Segment Start: RECORDS SHOWN

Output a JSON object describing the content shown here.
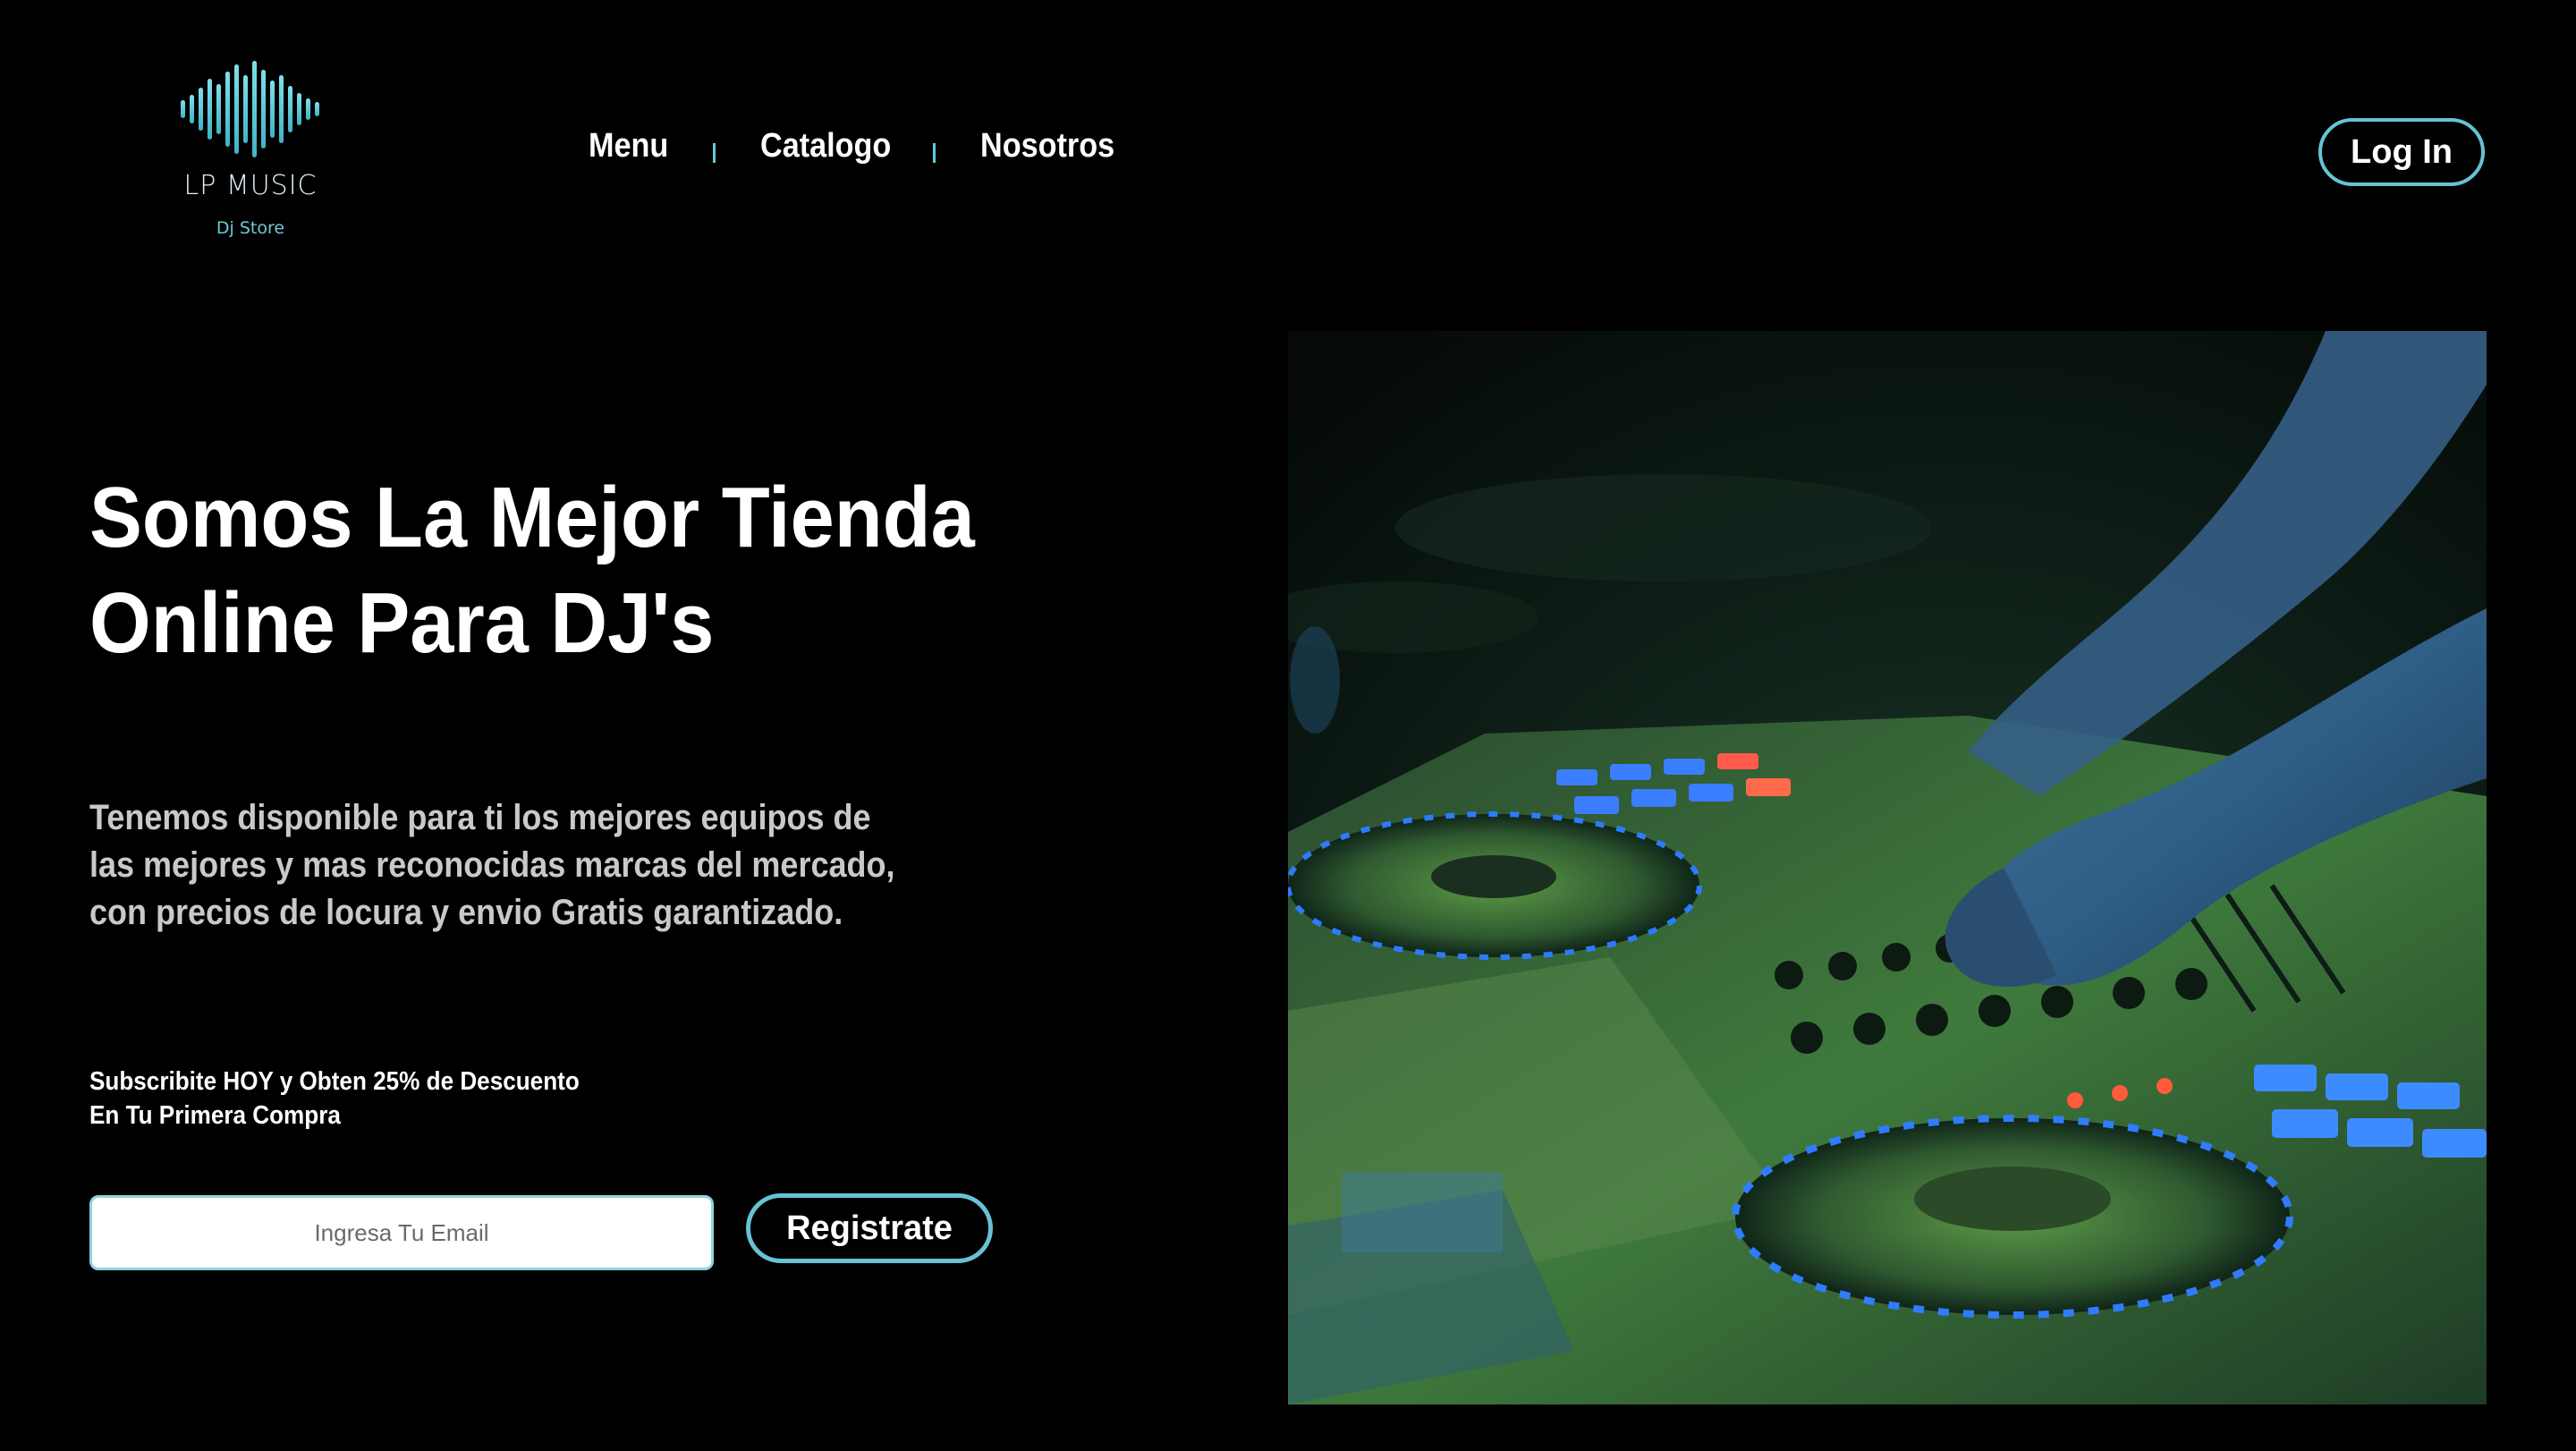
{
  "brand": {
    "name": "LP MUSIC",
    "tagline": "Dj Store",
    "accent_color": "#67c2d4",
    "logo_icon": "soundwave-icon"
  },
  "nav": {
    "items": [
      {
        "label": "Menu"
      },
      {
        "label": "Catalogo"
      },
      {
        "label": "Nosotros"
      }
    ],
    "separator_color": "#5fc9de"
  },
  "header": {
    "login_label": "Log In"
  },
  "hero": {
    "title_line1": "Somos La Mejor Tienda",
    "title_line2": "Online Para DJ's",
    "description_line1": "Tenemos disponible para ti los mejores equipos de",
    "description_line2": "las mejores y mas reconocidas marcas del mercado,",
    "description_line3": "con precios de locura y envio Gratis garantizado.",
    "image_subject": "dj-controller-photo"
  },
  "subscribe": {
    "promo_line1": "Subscribite HOY y Obten 25% de Descuento",
    "promo_line2": "En Tu Primera Compra",
    "email_value": "",
    "email_placeholder": "Ingresa Tu Email",
    "register_label": "Registrate"
  }
}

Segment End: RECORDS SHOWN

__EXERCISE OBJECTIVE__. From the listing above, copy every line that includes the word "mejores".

__PROBLEM SOLUTION__.
    "description_line1": "Tenemos disponible para ti los mejores equipos de",
    "description_line2": "las mejores y mas reconocidas marcas del mercado,",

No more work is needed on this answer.